═════ EXCERPTED DATA

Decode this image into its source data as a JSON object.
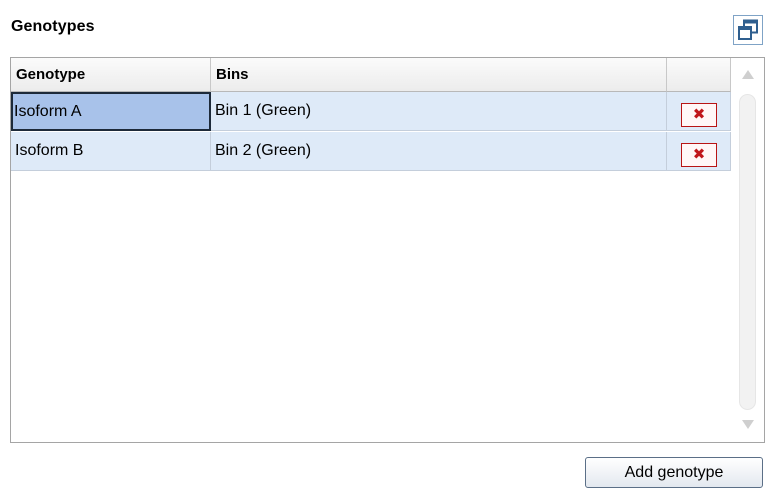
{
  "section": {
    "title": "Genotypes",
    "popout_icon": "popout-window-icon"
  },
  "table": {
    "columns": [
      "Genotype",
      "Bins",
      ""
    ],
    "rows": [
      {
        "genotype": "Isoform A",
        "bins": "Bin 1 (Green)",
        "delete_icon": "delete-icon"
      },
      {
        "genotype": "Isoform B",
        "bins": "Bin 2 (Green)",
        "delete_icon": "delete-icon"
      }
    ],
    "selected_cell": "Isoform A"
  },
  "actions": {
    "add_label": "Add genotype"
  },
  "colors": {
    "row_background": "#deeaf8",
    "selected_cell": "#a8c2ea",
    "delete_icon": "#c0171b",
    "panel_border": "#a5a5a5"
  }
}
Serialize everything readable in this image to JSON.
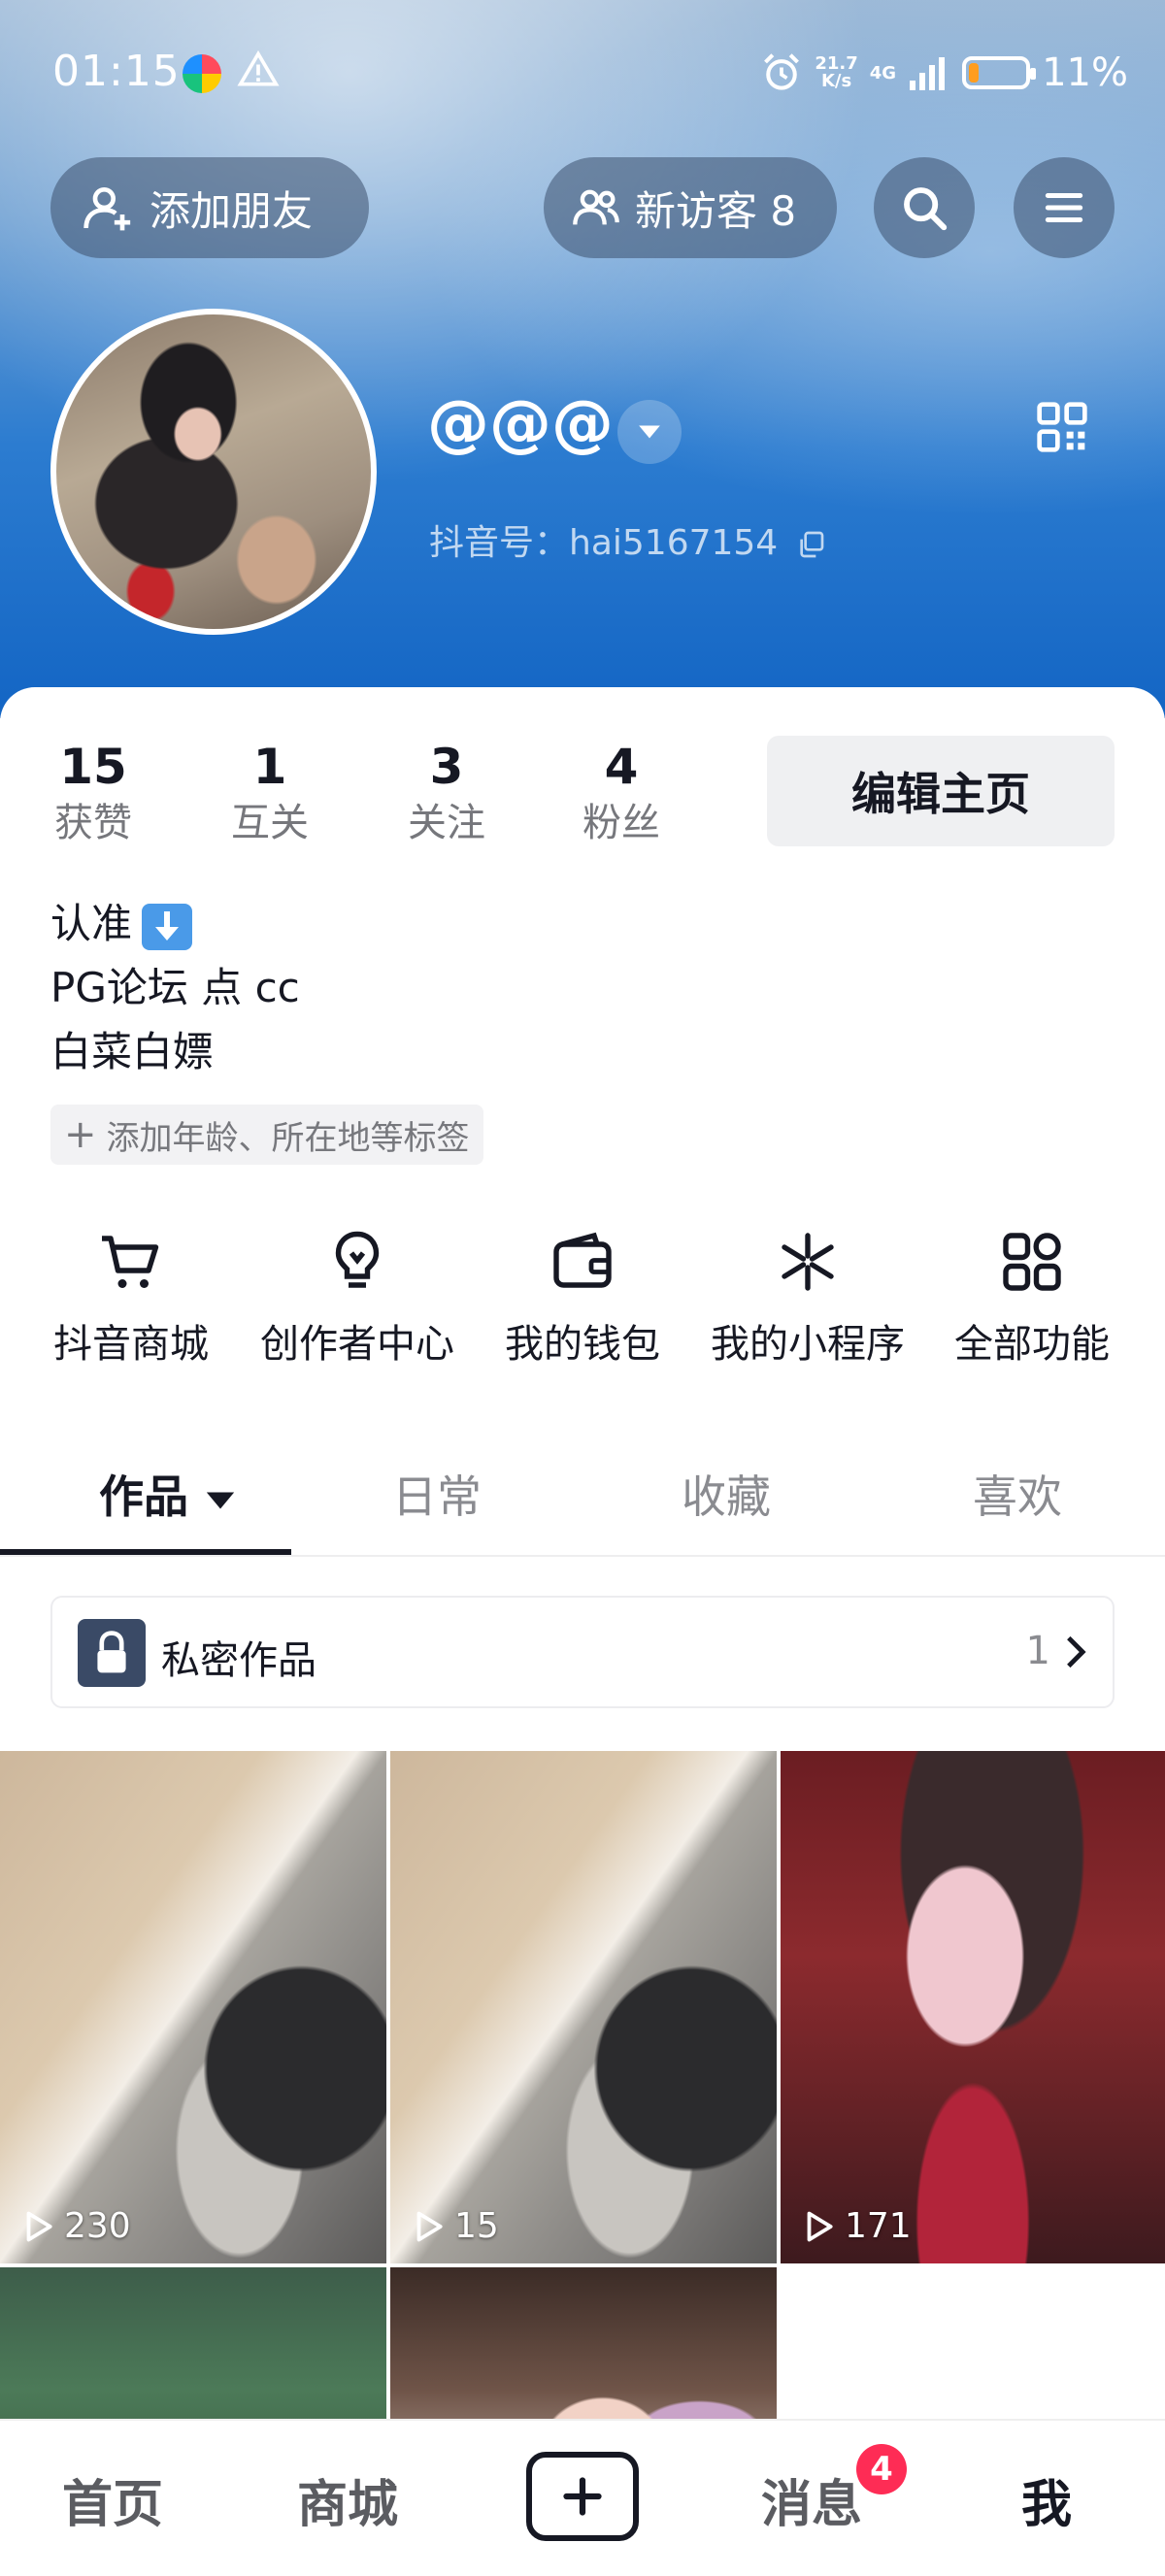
{
  "status_bar": {
    "time": "01:15",
    "net_speed_value": "21.7",
    "net_speed_unit": "K/s",
    "network": "4G",
    "battery_percent": "11%",
    "battery_level": 0.11,
    "battery_color": "#ff9d1f"
  },
  "top_bar": {
    "add_friend_label": "添加朋友",
    "visitors_label": "新访客 8",
    "search_icon": "search-icon",
    "menu_icon": "menu-icon"
  },
  "profile": {
    "nickname": "@@@",
    "douyin_id": "抖音号：hai5167154"
  },
  "stats": [
    {
      "value": "15",
      "label": "获赞"
    },
    {
      "value": "1",
      "label": "互关"
    },
    {
      "value": "3",
      "label": "关注"
    },
    {
      "value": "4",
      "label": "粉丝"
    }
  ],
  "edit_button_label": "编辑主页",
  "bio": {
    "line1": "认准",
    "line2": "PG论坛 点 cc",
    "line3": "白菜白嫖"
  },
  "tag_add_label": "添加年龄、所在地等标签",
  "functions": [
    {
      "label": "抖音商城",
      "icon": "cart-icon"
    },
    {
      "label": "创作者中心",
      "icon": "lightbulb-icon"
    },
    {
      "label": "我的钱包",
      "icon": "wallet-icon"
    },
    {
      "label": "我的小程序",
      "icon": "mini-program-icon"
    },
    {
      "label": "全部功能",
      "icon": "grid-icon"
    }
  ],
  "tabs": [
    {
      "label": "作品",
      "active": true
    },
    {
      "label": "日常",
      "active": false
    },
    {
      "label": "收藏",
      "active": false
    },
    {
      "label": "喜欢",
      "active": false
    }
  ],
  "private_works": {
    "label": "私密作品",
    "count": "1"
  },
  "videos": [
    {
      "plays": "230"
    },
    {
      "plays": "15"
    },
    {
      "plays": "171"
    }
  ],
  "bottom_nav": {
    "home": "首页",
    "mall": "商城",
    "messages": "消息",
    "messages_badge": "4",
    "me": "我"
  },
  "colors": {
    "accent": "#fe2c55",
    "header_blue": "#1365c4"
  }
}
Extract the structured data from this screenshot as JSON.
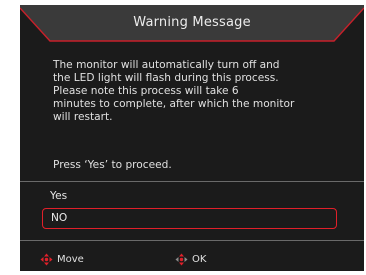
{
  "dialog": {
    "title": "Warning Message",
    "message": "The monitor will automatically turn off and\nthe LED light will flash during this process.\nPlease note this process will take 6\nminutes to complete, after which the monitor\nwill restart.",
    "prompt": "Press ‘Yes’ to proceed."
  },
  "options": {
    "yes_label": "Yes",
    "no_label": "NO",
    "selected": "NO"
  },
  "footer": {
    "move_label": "Move",
    "ok_label": "OK",
    "move_icon": "dpad-move-icon",
    "ok_icon": "dpad-ok-icon"
  },
  "colors": {
    "accent": "#e0202a",
    "background": "#1b1b1b",
    "text": "#e6e6e6"
  }
}
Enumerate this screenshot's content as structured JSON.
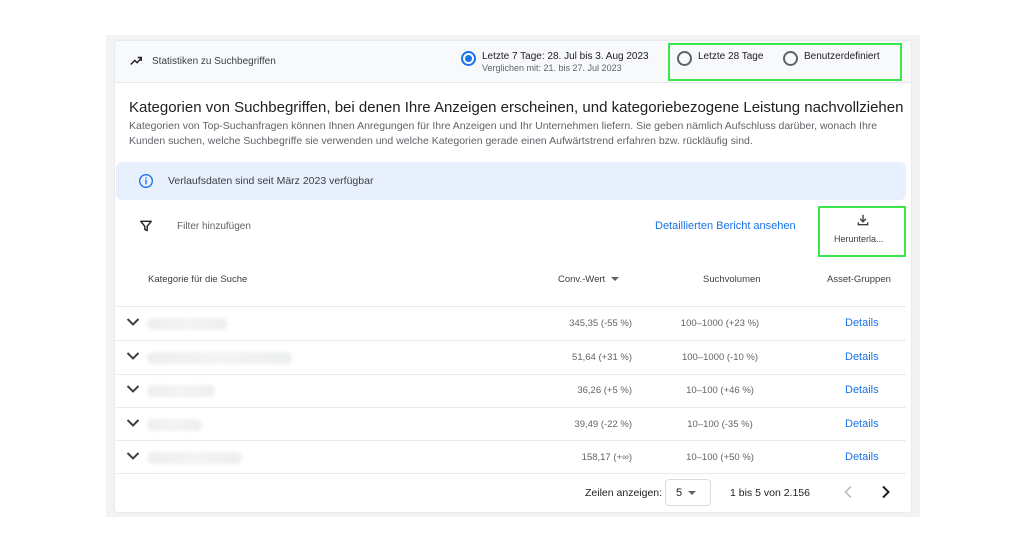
{
  "header": {
    "title": "Statistiken zu Suchbegriffen",
    "range_7": "Letzte 7 Tage: 28. Jul bis 3. Aug 2023",
    "range_7_compare": "Verglichen mit: 21. bis 27. Jul 2023",
    "range_28": "Letzte 28 Tage",
    "range_custom": "Benutzerdefiniert"
  },
  "main": {
    "title": "Kategorien von Suchbegriffen, bei denen Ihre Anzeigen erscheinen, und kategoriebezogene Leistung nachvollziehen",
    "description": "Kategorien von Top-Suchanfragen können Ihnen Anregungen für Ihre Anzeigen und Ihr Unternehmen liefern. Sie geben nämlich Aufschluss darüber, wonach Ihre Kunden suchen, welche Suchbegriffe sie verwenden und welche Kategorien gerade einen Aufwärtstrend erfahren bzw. rückläufig sind.",
    "info": "Verlaufsdaten sind seit März 2023 verfügbar"
  },
  "toolbar": {
    "filter_placeholder": "Filter hinzufügen",
    "detail_link": "Detaillierten Bericht ansehen",
    "download_label": "Herunterla..."
  },
  "table": {
    "columns": {
      "category": "Kategorie für die Suche",
      "conv": "Conv.-Wert",
      "volume": "Suchvolumen",
      "assets": "Asset-Gruppen"
    },
    "rows": [
      {
        "conv": "345,35 (-55 %)",
        "volume": "100–1000 (+23 %)",
        "details": "Details"
      },
      {
        "conv": "51,64 (+31 %)",
        "volume": "100–1000 (-10 %)",
        "details": "Details"
      },
      {
        "conv": "36,26 (+5 %)",
        "volume": "10–100 (+46 %)",
        "details": "Details"
      },
      {
        "conv": "39,49 (-22 %)",
        "volume": "10–100 (-35 %)",
        "details": "Details"
      },
      {
        "conv": "158,17 (+∞)",
        "volume": "10–100 (+50 %)",
        "details": "Details"
      }
    ]
  },
  "footer": {
    "rows_label": "Zeilen anzeigen:",
    "rows_value": "5",
    "range": "1 bis 5 von 2.156"
  },
  "colors": {
    "accent": "#1a73e8",
    "highlight": "#39e64b",
    "info_bg": "#e8f0fe"
  }
}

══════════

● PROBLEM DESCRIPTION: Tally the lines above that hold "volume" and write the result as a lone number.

● REPLY: 6